Health executive director Ben Nangombe last week said the drugs that were impounded by customs officials at the Walvis Bay port over the past seven months are antibiotics which are also used by HIV patients.
The Namibian reported last week that anti-retroviral drugs (ARVs) confiscated at the port could have contributed to the shortages that the Katutura Intermediate Hospital has been experiencing.
However, Nangombe said these were antibiotics, and did not contribute to the shortages that the hospital was experiencing.
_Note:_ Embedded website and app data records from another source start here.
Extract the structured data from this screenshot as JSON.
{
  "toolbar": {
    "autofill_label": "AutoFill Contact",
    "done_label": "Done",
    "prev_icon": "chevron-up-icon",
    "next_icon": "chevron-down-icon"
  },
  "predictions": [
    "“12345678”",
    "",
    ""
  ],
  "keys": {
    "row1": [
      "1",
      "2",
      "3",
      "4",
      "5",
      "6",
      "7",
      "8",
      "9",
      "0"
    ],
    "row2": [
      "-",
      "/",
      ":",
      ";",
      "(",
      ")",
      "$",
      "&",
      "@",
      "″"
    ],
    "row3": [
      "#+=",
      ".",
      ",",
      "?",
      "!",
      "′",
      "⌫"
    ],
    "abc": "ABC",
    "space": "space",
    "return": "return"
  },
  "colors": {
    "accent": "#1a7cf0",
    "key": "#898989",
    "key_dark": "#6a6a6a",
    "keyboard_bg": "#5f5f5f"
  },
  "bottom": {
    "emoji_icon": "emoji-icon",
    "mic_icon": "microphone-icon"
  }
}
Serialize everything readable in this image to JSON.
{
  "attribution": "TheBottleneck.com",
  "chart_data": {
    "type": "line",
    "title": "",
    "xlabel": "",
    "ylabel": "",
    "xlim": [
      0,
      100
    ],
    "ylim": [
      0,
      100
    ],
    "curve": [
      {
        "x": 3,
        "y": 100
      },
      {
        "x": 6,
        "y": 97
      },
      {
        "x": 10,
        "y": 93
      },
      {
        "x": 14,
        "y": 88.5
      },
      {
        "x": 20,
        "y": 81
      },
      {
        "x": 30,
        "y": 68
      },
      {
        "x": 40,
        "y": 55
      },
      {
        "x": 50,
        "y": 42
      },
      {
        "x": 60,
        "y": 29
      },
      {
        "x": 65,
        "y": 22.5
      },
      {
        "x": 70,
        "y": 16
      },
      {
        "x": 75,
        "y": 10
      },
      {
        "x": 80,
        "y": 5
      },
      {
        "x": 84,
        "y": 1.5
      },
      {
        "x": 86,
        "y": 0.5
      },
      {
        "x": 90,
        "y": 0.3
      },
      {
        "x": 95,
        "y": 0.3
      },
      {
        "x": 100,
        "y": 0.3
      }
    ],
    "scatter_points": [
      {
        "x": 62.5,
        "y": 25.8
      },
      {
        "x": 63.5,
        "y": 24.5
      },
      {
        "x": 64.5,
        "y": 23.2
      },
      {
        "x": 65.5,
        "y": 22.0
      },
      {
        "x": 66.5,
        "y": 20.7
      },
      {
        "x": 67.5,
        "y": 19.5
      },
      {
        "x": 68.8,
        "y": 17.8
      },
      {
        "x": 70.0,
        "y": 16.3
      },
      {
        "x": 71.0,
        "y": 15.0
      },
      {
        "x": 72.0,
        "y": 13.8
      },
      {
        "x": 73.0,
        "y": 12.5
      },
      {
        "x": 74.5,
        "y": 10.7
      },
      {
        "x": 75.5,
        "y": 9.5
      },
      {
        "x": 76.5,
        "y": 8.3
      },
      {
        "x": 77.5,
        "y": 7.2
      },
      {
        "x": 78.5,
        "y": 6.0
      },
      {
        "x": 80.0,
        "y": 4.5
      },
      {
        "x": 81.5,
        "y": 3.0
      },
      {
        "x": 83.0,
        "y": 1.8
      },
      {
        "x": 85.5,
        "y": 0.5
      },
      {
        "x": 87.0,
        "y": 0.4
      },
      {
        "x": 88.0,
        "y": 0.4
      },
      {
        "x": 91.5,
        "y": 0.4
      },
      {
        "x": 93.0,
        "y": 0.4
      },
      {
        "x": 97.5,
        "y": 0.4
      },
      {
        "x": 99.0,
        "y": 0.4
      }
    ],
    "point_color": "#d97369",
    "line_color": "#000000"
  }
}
Patients had complained that they were receiving different ARVs from what they were normally prescribed, with the hospital's superintended Dr Fady Ashmawy, giving an assurance that they are still equally effective, despite the difference in colour and brand name.
According to a matter registered with the Walvis Bay police - case CR01/10/2018 - the 1 300 cartons of N$8 million worth of antibiotics were confiscated by customs officials upon the consignment's arrival from China on 6 September 2018, nine days after the permit for their import had expired on 29 August.
According to the purchase order, which The Namibian has a copy of, the consignment contains co-trimoxazole 400mg tablets, itraconazole 100mg capsules, and sulphasalazine 500mg tablets.
"Co-trimoxazole is a normal antibiotic.
It can be used to treat infections just like amoxicillin, for example. The special thing about it is that for ARV patients, co-trimoxazole can treat bacteria called pneumocystis jiroveci pneumonias (PJP), which is opportunistic in ARV patients," explained Nangombe.
According to a 2018 Medical Journal titled - 'Development of a clinical prediction rule to diagnose pneumocystis jirovecii pneumonias in the World Health Organisation's algorithm for seriously ill HIV-infected patients' - PJP is a lung infection caused by the pneumocystis jiroveci fungus, and is often prevalent in people with weak immune systems. The Namibian also spoke to pharmacists and other medical specialists, who said these specific antibiotics were also used for treating invocations of the lungs, for instance.
BOUND FOR KENYA
The Namibian last week reported that the finance ministry had allegedly opened a case, which was later withdrawn, against the health ministry for bringing in goods without a valid permit, even though the permit had expired while the goods were in transit. The permit was valid until 29 August 2018, but the consignment only arrived at Walvis Bay on 6 September 2018.
The container (TCKU-6397750) has been held at Walvis Bay's bond yard since its arrival, and no answers were given as to why the expired permit has not been renewed.
Central Medical Services pharmaceutical chain director Ryno Badenhorst told The Namibian that they cancelled the order when customs confiscated the goods, and found other ways to salvage the situation.
As a result, The Namibian has learnt that NM Medicals CC and Lick Hang Engineering decided to have the consignment shipped to Kenya instead, but this has not happened yet as the goods are still impounded.
NM Medicals CC was contracted on 12 March 2018 to order the drugs on behalf of the government from Chinese supplier Lick Hang Engineering in Hong Kong. Sources told The Namibian that the clearing agent is currently running a bill of over N$200 000, and that this figure could increase the longer the container is held.
It could not be established why the container was not being released to the supplier so that the drugs could be sent elsewhere.
Additional questions sent to Nangombe were not answered.